* **TASK STATEMENT**: The result should be every line of the listing that holds the word "Οφειλών".

[SOURCE INFORMATION]

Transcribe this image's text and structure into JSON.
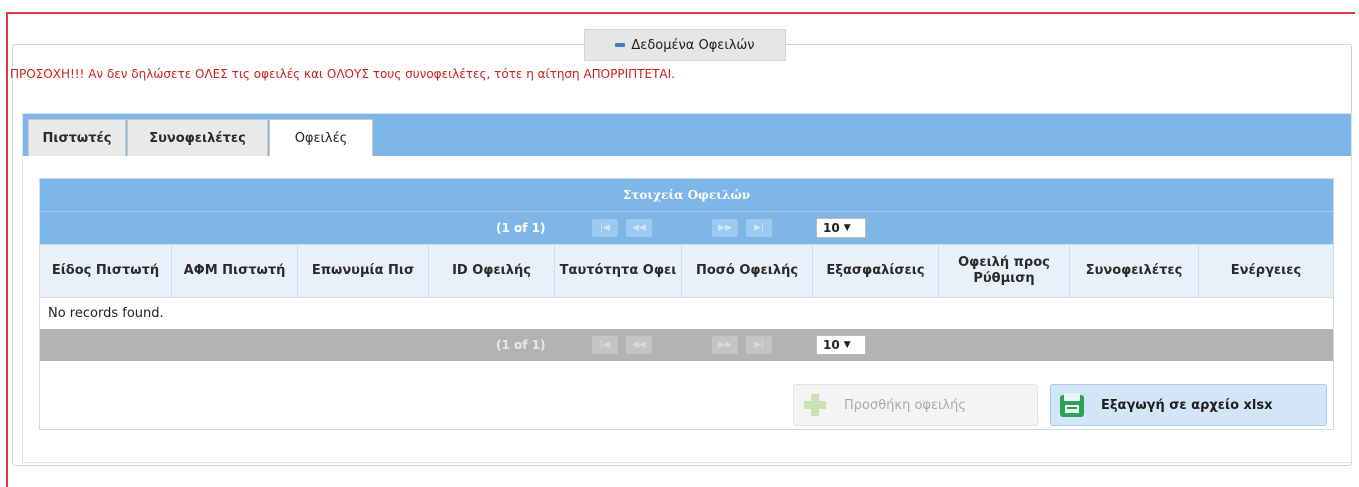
{
  "section": {
    "legend_label": "Δεδομένα Οφειλών",
    "warning": "ΠΡΟΣΟΧΗ!!! Αν δεν δηλώσετε ΟΛΕΣ τις οφειλές και ΟΛΟΥΣ τους συνοφειλέτες, τότε η αίτηση ΑΠΟΡΡΙΠΤΕΤΑΙ."
  },
  "tabs": [
    {
      "label": "Πιστωτές"
    },
    {
      "label": "Συνοφειλέτες"
    },
    {
      "label": "Οφειλές"
    }
  ],
  "grid": {
    "title": "Στοιχεία Οφειλών",
    "paginator": {
      "current": "(1 of 1)",
      "rows_per_page": "10",
      "first_icon": "first-page-icon",
      "prev_icon": "prev-page-icon",
      "next_icon": "next-page-icon",
      "last_icon": "last-page-icon"
    },
    "columns": [
      "Είδος Πιστωτή",
      "ΑΦΜ Πιστωτή",
      "Επωνυμία Πισ",
      "ID Οφειλής",
      "Ταυτότητα Οφει",
      "Ποσό Οφειλής",
      "Εξασφαλίσεις",
      "Οφειλή προς Ρύθμιση",
      "Συνοφειλέτες",
      "Ενέργειες"
    ],
    "empty_message": "No records found."
  },
  "actions": {
    "add_label": "Προσθήκη οφειλής",
    "add_icon": "plus-icon",
    "export_label": "Εξαγωγή σε αρχείο xlsx",
    "export_icon": "export-xlsx-icon"
  },
  "colors": {
    "accent": "#7fb6e8",
    "warning": "#cc1f1f",
    "border": "#e23a3a"
  }
}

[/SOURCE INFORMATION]

* **ANSWER SPACE**:
    "legend_label": "Δεδομένα Οφειλών",
    "title": "Στοιχεία Οφειλών",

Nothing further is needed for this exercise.